=== INPUT DATA ===
+++
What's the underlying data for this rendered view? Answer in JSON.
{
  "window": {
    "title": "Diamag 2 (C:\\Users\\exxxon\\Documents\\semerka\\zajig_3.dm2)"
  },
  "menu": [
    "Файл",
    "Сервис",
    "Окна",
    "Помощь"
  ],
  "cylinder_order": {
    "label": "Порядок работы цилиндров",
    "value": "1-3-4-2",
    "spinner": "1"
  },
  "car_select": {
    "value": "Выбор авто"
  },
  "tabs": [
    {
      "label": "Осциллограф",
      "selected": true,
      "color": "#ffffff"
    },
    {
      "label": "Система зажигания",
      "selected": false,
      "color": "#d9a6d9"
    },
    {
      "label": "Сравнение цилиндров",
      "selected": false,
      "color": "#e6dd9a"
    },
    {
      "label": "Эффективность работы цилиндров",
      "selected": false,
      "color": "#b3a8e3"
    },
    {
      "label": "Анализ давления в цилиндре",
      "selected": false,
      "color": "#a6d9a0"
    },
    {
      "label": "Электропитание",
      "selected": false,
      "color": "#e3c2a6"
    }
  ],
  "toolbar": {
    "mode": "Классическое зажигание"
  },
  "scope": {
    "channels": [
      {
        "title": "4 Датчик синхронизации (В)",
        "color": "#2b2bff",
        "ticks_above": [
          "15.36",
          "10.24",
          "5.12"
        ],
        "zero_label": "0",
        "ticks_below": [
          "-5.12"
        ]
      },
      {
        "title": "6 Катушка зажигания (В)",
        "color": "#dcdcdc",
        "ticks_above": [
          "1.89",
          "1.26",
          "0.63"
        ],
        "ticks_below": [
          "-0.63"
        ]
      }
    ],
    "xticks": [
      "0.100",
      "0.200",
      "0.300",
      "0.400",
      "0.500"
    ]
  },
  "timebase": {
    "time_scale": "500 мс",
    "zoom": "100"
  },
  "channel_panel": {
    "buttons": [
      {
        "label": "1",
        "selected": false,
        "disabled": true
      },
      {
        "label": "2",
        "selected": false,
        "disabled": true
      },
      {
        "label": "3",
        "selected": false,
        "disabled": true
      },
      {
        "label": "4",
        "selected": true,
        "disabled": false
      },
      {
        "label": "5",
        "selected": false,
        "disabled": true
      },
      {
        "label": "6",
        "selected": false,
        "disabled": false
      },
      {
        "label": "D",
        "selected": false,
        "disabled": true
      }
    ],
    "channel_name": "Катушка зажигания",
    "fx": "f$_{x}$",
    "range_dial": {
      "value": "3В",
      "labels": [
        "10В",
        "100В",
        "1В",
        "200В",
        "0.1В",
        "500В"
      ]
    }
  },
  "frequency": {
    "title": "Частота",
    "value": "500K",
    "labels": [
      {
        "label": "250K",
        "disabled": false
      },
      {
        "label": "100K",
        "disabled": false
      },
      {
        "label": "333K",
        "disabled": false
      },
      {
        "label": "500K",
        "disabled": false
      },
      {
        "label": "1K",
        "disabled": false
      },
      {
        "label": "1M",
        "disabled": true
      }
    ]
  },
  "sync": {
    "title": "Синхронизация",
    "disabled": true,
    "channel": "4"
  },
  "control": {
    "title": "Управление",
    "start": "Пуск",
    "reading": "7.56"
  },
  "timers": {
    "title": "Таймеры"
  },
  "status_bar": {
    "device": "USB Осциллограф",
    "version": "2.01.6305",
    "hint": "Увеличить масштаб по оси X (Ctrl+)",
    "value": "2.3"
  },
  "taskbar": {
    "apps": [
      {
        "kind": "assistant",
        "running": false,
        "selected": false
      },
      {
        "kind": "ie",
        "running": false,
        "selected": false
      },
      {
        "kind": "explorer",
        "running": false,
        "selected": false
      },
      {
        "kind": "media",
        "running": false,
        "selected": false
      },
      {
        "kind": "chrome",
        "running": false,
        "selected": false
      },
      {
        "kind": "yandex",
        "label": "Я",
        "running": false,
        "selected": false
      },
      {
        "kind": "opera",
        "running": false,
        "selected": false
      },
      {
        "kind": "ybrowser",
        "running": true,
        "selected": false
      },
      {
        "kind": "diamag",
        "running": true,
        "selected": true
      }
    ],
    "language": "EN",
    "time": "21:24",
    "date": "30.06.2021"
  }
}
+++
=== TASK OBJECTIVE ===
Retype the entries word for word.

=== OUTPUT ===
What's the underlying data for this rendered view? Answer in JSON.
{
  "window": {
    "title": "Diamag 2 (C:\\Users\\exxxon\\Documents\\semerka\\zajig_3.dm2)"
  },
  "menu": [
    "Файл",
    "Сервис",
    "Окна",
    "Помощь"
  ],
  "cylinder_order": {
    "label": "Порядок работы цилиндров",
    "value": "1-3-4-2",
    "spinner": "1"
  },
  "car_select": {
    "value": "Выбор авто"
  },
  "tabs": [
    {
      "label": "Осциллограф",
      "selected": true,
      "color": "#ffffff"
    },
    {
      "label": "Система зажигания",
      "selected": false,
      "color": "#d9a6d9"
    },
    {
      "label": "Сравнение цилиндров",
      "selected": false,
      "color": "#e6dd9a"
    },
    {
      "label": "Эффективность работы цилиндров",
      "selected": false,
      "color": "#b3a8e3"
    },
    {
      "label": "Анализ давления в цилиндре",
      "selected": false,
      "color": "#a6d9a0"
    },
    {
      "label": "Электропитание",
      "selected": false,
      "color": "#e3c2a6"
    }
  ],
  "toolbar": {
    "mode": "Классическое зажигание"
  },
  "scope": {
    "channels": [
      {
        "title": "4 Датчик синхронизации (В)",
        "color": "#2b2bff",
        "ticks_above": [
          "15.36",
          "10.24",
          "5.12"
        ],
        "zero_label": "0",
        "ticks_below": [
          "-5.12"
        ]
      },
      {
        "title": "6 Катушка зажигания (В)",
        "color": "#dcdcdc",
        "ticks_above": [
          "1.89",
          "1.26",
          "0.63"
        ],
        "ticks_below": [
          "-0.63"
        ]
      }
    ],
    "xticks": [
      "0.100",
      "0.200",
      "0.300",
      "0.400",
      "0.500"
    ]
  },
  "timebase": {
    "time_scale": "500 мс",
    "zoom": "100"
  },
  "channel_panel": {
    "buttons": [
      {
        "label": "1",
        "selected": false,
        "disabled": true
      },
      {
        "label": "2",
        "selected": false,
        "disabled": true
      },
      {
        "label": "3",
        "selected": false,
        "disabled": true
      },
      {
        "label": "4",
        "selected": true,
        "disabled": false
      },
      {
        "label": "5",
        "selected": false,
        "disabled": true
      },
      {
        "label": "6",
        "selected": false,
        "disabled": false
      },
      {
        "label": "D",
        "selected": false,
        "disabled": true
      }
    ],
    "channel_name": "Катушка зажигания",
    "fx": "f$_{x}$",
    "range_dial": {
      "value": "3В",
      "labels": [
        "10В",
        "100В",
        "1В",
        "200В",
        "0.1В",
        "500В"
      ]
    }
  },
  "frequency": {
    "title": "Частота",
    "value": "500K",
    "labels": [
      {
        "label": "250K",
        "disabled": false
      },
      {
        "label": "100K",
        "disabled": false
      },
      {
        "label": "333K",
        "disabled": false
      },
      {
        "label": "500K",
        "disabled": false
      },
      {
        "label": "1K",
        "disabled": false
      },
      {
        "label": "1M",
        "disabled": true
      }
    ]
  },
  "sync": {
    "title": "Синхронизация",
    "disabled": true,
    "channel": "4"
  },
  "control": {
    "title": "Управление",
    "start": "Пуск",
    "reading": "7.56"
  },
  "timers": {
    "title": "Таймеры"
  },
  "status_bar": {
    "device": "USB Осциллограф",
    "version": "2.01.6305",
    "hint": "Увеличить масштаб по оси X (Ctrl+)",
    "value": "2.3"
  },
  "taskbar": {
    "apps": [
      {
        "kind": "assistant",
        "running": false,
        "selected": false
      },
      {
        "kind": "ie",
        "running": false,
        "selected": false
      },
      {
        "kind": "explorer",
        "running": false,
        "selected": false
      },
      {
        "kind": "media",
        "running": false,
        "selected": false
      },
      {
        "kind": "chrome",
        "running": false,
        "selected": false
      },
      {
        "kind": "yandex",
        "label": "Я",
        "running": false,
        "selected": false
      },
      {
        "kind": "opera",
        "running": false,
        "selected": false
      },
      {
        "kind": "ybrowser",
        "running": true,
        "selected": false
      },
      {
        "kind": "diamag",
        "running": true,
        "selected": true
      }
    ],
    "language": "EN",
    "time": "21:24",
    "date": "30.06.2021"
  }
}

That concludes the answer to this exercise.